South Sudan

Project Dates: September 2012 – December 2016


The prolonged conflict in South Sudan has severely disrupted the health sector. South Sudan has a heavy disease burden with a maternal mortality ratio of 2,054 per 100,000 live births and an under-five mortality rate of 135/1,000. A 2010 assessment reported significant challenges in the pharmaceutical sector that resulted in chronic stock-outs of commodities at health facilities.

SIAPS started work in South Sudan in 2012 as a follow-on to the Strengthening Pharmaceutical Systems Program. USAID provided USD 11.2 million through SIAPS to South Sudan to support pharmaceutical system strengthening over a five-year period.

Project highlights

  • Pharmaceutical sector governance: To create an enabling environment to regulate pharmaceuticals and related services, SIAPS collaborated with the Directorate of Pharmaceutical Services to establish the Drug and Food Control Authority (DFCA) and pharmaceutical technical working groups (PTWGs) that would support the quantification, procurement, and distribution of health commodities.
  • Availability of information for decision making: SIAPS supported the MOH and PTWGs to set up a logistics management unit (LMU) that serves as a hub for pharmaceutical supply management data, and the Electronic Dispensing Tool (EDT) was installed at the Juba Teaching Hospital Antiretroviral Treatment Center.
  • Storage and availability of essential medicines: SIAPS worked with stakeholders to revise essential medicines kits; make them more responsive to health facility needs; and improve quantification, procurement, and distribution.
  • Human resource capacity: In response to the immediate need for skilled technical personnel to carry out pharmaceutical management tasks, SIAPS developed a standard training curriculum.
  • Malaria control interventions: SIAPS supported the National Malaria Control Program (NMCP) to scale-up of malaria control interventions and enhance achievement of treatment outcomes. To mobilize additional resources, the NMCP was supported to apply for Global Fund grants under the new funding model.
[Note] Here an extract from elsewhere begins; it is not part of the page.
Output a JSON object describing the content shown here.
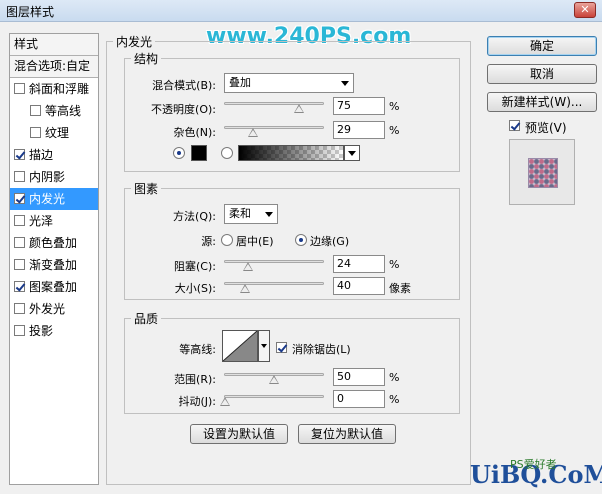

  • The DFCA has improved its control and regulation of the manufacturing, supply, marketing, distribution, and use of medicines and other products.
  • The PTWG stakeholders discuss pharmaceutical procurements and distributions and agree on unified mechanisms that prevent duplication of efforts and wastage of commodities.
  • Since the establishment of the LMU, all facilities in the country use standardized reporting tools. These tools and systems provide the LMU with monthly stock status reports on essential medicines. The number of facilities reporting monthly stock status of essential medicines in supported states increased from 0% in 2013 to more than 70% in March 2016.
  • Through training and continuous mentoring, 9 of 16 counties in the supported states were empowered to order commodities based on consumption data.
  • The dejunking of storage facilities, the provision of storage shelves, and the availability of guidelines and training on inventory management and good storage practices were key factors in improving storage conditions. By the end of 2014, facilities and county medical stores in 8 of the 10 former states of South Sudan had improved their storage conditions.
  • The malaria program was able to produce required documents that enabled it to win a Global Fund grant of more than USD 97.6 million.

Project Legacy

With support from USAID and SIAPS, South Sudan has made significant achievements in addressing the challenges identified in the 2010 pharmaceutical sector assessment. The country has improved its storage facilities, increased space for pharmaceuticals, and established a drug regulatory authority.

The availability of human and financial resources remains a major challenge and is further complicated by the security situation in the country. The MOH will continue to require technical, leadership, and capacity support to sustain and go beyond the achievements of SIAPS.